● ASSIGNMENT
Locate every line in the records below that contains the word "Easiest", and copy each one.

Interface dataset entries
====

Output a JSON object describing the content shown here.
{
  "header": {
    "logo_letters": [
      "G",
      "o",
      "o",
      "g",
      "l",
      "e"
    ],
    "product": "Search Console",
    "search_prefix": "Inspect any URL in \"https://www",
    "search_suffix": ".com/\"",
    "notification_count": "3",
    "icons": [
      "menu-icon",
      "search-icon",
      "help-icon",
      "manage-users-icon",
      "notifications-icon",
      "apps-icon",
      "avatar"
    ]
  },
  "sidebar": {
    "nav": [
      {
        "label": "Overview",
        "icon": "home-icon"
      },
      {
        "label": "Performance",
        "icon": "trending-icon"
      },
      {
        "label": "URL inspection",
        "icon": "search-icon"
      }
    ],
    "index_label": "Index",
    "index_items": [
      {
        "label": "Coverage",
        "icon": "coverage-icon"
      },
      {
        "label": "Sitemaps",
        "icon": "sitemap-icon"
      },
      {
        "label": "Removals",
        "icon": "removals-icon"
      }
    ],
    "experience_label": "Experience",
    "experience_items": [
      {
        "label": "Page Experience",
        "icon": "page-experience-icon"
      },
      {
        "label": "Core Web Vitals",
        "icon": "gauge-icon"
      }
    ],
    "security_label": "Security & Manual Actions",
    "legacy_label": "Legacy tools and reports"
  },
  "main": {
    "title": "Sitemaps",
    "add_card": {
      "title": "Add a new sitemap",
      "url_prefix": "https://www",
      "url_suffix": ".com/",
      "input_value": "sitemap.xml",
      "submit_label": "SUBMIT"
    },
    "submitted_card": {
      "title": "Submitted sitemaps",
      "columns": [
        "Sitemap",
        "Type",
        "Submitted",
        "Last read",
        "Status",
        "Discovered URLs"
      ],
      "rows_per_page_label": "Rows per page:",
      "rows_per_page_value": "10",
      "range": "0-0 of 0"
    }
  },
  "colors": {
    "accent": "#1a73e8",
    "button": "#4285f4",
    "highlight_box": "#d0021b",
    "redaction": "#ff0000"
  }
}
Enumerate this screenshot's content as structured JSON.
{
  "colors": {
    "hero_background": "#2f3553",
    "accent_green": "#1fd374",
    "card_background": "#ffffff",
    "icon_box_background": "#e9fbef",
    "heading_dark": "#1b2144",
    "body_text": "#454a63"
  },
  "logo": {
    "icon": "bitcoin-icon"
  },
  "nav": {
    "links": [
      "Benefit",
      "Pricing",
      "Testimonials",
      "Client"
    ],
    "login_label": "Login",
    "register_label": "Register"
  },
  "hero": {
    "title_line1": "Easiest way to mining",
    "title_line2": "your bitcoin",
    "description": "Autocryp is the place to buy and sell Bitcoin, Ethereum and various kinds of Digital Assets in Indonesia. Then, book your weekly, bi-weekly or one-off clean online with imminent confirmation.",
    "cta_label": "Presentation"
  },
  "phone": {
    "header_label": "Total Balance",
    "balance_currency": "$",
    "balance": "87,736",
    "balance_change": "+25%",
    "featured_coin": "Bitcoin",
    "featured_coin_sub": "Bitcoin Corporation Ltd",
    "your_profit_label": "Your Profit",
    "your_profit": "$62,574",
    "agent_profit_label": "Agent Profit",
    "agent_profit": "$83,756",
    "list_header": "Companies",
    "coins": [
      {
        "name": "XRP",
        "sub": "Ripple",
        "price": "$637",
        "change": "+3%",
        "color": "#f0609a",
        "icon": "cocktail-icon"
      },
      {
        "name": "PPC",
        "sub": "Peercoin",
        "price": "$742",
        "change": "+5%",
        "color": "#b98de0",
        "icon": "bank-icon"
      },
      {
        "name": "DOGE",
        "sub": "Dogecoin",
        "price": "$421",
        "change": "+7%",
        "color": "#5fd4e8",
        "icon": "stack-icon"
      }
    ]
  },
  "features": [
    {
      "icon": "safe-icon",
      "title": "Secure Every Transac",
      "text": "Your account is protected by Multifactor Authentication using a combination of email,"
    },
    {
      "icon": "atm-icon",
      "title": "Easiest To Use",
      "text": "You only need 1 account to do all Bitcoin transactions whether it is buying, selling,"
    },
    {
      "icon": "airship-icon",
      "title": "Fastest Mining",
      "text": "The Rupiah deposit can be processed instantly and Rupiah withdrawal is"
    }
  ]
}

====

● REPLY
    "title_line1": "Easiest way to mining",
      "title": "Easiest To Use",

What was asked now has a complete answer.